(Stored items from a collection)
::::
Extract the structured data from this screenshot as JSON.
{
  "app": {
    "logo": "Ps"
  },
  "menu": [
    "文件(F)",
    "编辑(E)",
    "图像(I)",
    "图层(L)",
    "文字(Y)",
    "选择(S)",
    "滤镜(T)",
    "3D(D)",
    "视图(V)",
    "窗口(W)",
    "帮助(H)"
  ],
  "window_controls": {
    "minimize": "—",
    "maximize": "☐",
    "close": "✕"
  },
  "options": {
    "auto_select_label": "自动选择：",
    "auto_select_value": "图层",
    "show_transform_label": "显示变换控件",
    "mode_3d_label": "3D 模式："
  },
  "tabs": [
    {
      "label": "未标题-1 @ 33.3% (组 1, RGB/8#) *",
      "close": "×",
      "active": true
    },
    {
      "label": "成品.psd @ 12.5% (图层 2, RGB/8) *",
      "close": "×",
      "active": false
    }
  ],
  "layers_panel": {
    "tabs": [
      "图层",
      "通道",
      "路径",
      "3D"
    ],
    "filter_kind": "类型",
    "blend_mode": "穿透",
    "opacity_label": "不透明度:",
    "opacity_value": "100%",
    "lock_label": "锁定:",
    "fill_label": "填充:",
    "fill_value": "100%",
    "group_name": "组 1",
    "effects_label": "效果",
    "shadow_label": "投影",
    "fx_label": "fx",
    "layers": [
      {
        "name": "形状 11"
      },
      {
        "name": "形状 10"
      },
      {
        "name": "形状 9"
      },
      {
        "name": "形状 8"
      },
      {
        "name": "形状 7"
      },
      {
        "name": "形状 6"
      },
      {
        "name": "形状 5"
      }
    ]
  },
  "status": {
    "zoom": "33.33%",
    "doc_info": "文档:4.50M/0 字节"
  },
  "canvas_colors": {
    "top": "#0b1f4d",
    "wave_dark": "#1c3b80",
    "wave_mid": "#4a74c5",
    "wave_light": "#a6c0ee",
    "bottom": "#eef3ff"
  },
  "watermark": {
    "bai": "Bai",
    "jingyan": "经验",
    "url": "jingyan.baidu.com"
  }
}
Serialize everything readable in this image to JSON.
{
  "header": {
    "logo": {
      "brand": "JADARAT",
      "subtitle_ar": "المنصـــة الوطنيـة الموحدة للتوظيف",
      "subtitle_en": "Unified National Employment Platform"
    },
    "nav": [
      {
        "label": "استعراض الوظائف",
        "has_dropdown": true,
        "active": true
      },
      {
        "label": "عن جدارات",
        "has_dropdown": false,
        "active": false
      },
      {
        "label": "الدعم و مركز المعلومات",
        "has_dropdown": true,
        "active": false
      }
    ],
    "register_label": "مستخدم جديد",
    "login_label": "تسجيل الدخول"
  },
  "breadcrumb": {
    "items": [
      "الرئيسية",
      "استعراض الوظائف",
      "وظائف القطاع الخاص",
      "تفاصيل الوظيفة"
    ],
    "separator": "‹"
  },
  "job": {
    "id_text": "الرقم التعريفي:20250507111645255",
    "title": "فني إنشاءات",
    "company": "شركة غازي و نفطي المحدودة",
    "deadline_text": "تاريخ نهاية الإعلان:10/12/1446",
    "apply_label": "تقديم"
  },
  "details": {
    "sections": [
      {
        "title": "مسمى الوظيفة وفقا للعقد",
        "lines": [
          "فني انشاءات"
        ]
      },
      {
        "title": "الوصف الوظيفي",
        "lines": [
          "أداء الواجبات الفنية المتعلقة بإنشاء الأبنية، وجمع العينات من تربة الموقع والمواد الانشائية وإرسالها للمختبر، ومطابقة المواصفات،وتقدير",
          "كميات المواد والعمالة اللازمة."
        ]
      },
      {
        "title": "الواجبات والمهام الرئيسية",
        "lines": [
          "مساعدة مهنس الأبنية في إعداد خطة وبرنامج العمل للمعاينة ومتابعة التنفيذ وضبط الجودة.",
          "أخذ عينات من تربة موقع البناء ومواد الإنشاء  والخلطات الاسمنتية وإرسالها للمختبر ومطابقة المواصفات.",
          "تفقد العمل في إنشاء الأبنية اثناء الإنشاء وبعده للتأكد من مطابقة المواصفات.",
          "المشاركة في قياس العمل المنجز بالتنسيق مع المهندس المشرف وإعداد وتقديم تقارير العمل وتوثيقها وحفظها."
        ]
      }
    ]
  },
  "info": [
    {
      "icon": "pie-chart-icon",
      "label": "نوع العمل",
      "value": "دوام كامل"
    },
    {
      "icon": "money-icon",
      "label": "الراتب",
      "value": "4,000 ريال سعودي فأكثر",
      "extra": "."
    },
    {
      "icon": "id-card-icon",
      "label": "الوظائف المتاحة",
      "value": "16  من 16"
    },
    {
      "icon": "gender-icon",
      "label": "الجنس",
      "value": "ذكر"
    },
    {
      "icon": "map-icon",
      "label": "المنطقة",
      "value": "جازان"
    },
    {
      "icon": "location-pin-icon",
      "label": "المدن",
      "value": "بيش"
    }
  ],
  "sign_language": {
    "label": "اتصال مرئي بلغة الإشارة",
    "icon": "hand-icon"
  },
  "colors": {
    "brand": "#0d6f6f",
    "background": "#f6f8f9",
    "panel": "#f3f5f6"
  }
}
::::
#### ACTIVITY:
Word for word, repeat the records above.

#### EXPECTED OUTPUT:
Extract the structured data from this screenshot as JSON.
{
  "app": {
    "logo": "Ps"
  },
  "menu": [
    "文件(F)",
    "编辑(E)",
    "图像(I)",
    "图层(L)",
    "文字(Y)",
    "选择(S)",
    "滤镜(T)",
    "3D(D)",
    "视图(V)",
    "窗口(W)",
    "帮助(H)"
  ],
  "window_controls": {
    "minimize": "—",
    "maximize": "☐",
    "close": "✕"
  },
  "options": {
    "auto_select_label": "自动选择：",
    "auto_select_value": "图层",
    "show_transform_label": "显示变换控件",
    "mode_3d_label": "3D 模式："
  },
  "tabs": [
    {
      "label": "未标题-1 @ 33.3% (组 1, RGB/8#) *",
      "close": "×",
      "active": true
    },
    {
      "label": "成品.psd @ 12.5% (图层 2, RGB/8) *",
      "close": "×",
      "active": false
    }
  ],
  "layers_panel": {
    "tabs": [
      "图层",
      "通道",
      "路径",
      "3D"
    ],
    "filter_kind": "类型",
    "blend_mode": "穿透",
    "opacity_label": "不透明度:",
    "opacity_value": "100%",
    "lock_label": "锁定:",
    "fill_label": "填充:",
    "fill_value": "100%",
    "group_name": "组 1",
    "effects_label": "效果",
    "shadow_label": "投影",
    "fx_label": "fx",
    "layers": [
      {
        "name": "形状 11"
      },
      {
        "name": "形状 10"
      },
      {
        "name": "形状 9"
      },
      {
        "name": "形状 8"
      },
      {
        "name": "形状 7"
      },
      {
        "name": "形状 6"
      },
      {
        "name": "形状 5"
      }
    ]
  },
  "status": {
    "zoom": "33.33%",
    "doc_info": "文档:4.50M/0 字节"
  },
  "canvas_colors": {
    "top": "#0b1f4d",
    "wave_dark": "#1c3b80",
    "wave_mid": "#4a74c5",
    "wave_light": "#a6c0ee",
    "bottom": "#eef3ff"
  },
  "watermark": {
    "bai": "Bai",
    "jingyan": "经验",
    "url": "jingyan.baidu.com"
  }
}
Serialize everything readable in this image to JSON.
{
  "header": {
    "logo": {
      "brand": "JADARAT",
      "subtitle_ar": "المنصـــة الوطنيـة الموحدة للتوظيف",
      "subtitle_en": "Unified National Employment Platform"
    },
    "nav": [
      {
        "label": "استعراض الوظائف",
        "has_dropdown": true,
        "active": true
      },
      {
        "label": "عن جدارات",
        "has_dropdown": false,
        "active": false
      },
      {
        "label": "الدعم و مركز المعلومات",
        "has_dropdown": true,
        "active": false
      }
    ],
    "register_label": "مستخدم جديد",
    "login_label": "تسجيل الدخول"
  },
  "breadcrumb": {
    "items": [
      "الرئيسية",
      "استعراض الوظائف",
      "وظائف القطاع الخاص",
      "تفاصيل الوظيفة"
    ],
    "separator": "‹"
  },
  "job": {
    "id_text": "الرقم التعريفي:20250507111645255",
    "title": "فني إنشاءات",
    "company": "شركة غازي و نفطي المحدودة",
    "deadline_text": "تاريخ نهاية الإعلان:10/12/1446",
    "apply_label": "تقديم"
  },
  "details": {
    "sections": [
      {
        "title": "مسمى الوظيفة وفقا للعقد",
        "lines": [
          "فني انشاءات"
        ]
      },
      {
        "title": "الوصف الوظيفي",
        "lines": [
          "أداء الواجبات الفنية المتعلقة بإنشاء الأبنية، وجمع العينات من تربة الموقع والمواد الانشائية وإرسالها للمختبر، ومطابقة المواصفات،وتقدير",
          "كميات المواد والعمالة اللازمة."
        ]
      },
      {
        "title": "الواجبات والمهام الرئيسية",
        "lines": [
          "مساعدة مهنس الأبنية في إعداد خطة وبرنامج العمل للمعاينة ومتابعة التنفيذ وضبط الجودة.",
          "أخذ عينات من تربة موقع البناء ومواد الإنشاء  والخلطات الاسمنتية وإرسالها للمختبر ومطابقة المواصفات.",
          "تفقد العمل في إنشاء الأبنية اثناء الإنشاء وبعده للتأكد من مطابقة المواصفات.",
          "المشاركة في قياس العمل المنجز بالتنسيق مع المهندس المشرف وإعداد وتقديم تقارير العمل وتوثيقها وحفظها."
        ]
      }
    ]
  },
  "info": [
    {
      "icon": "pie-chart-icon",
      "label": "نوع العمل",
      "value": "دوام كامل"
    },
    {
      "icon": "money-icon",
      "label": "الراتب",
      "value": "4,000 ريال سعودي فأكثر",
      "extra": "."
    },
    {
      "icon": "id-card-icon",
      "label": "الوظائف المتاحة",
      "value": "16  من 16"
    },
    {
      "icon": "gender-icon",
      "label": "الجنس",
      "value": "ذكر"
    },
    {
      "icon": "map-icon",
      "label": "المنطقة",
      "value": "جازان"
    },
    {
      "icon": "location-pin-icon",
      "label": "المدن",
      "value": "بيش"
    }
  ],
  "sign_language": {
    "label": "اتصال مرئي بلغة الإشارة",
    "icon": "hand-icon"
  },
  "colors": {
    "brand": "#0d6f6f",
    "background": "#f6f8f9",
    "panel": "#f3f5f6"
  }
}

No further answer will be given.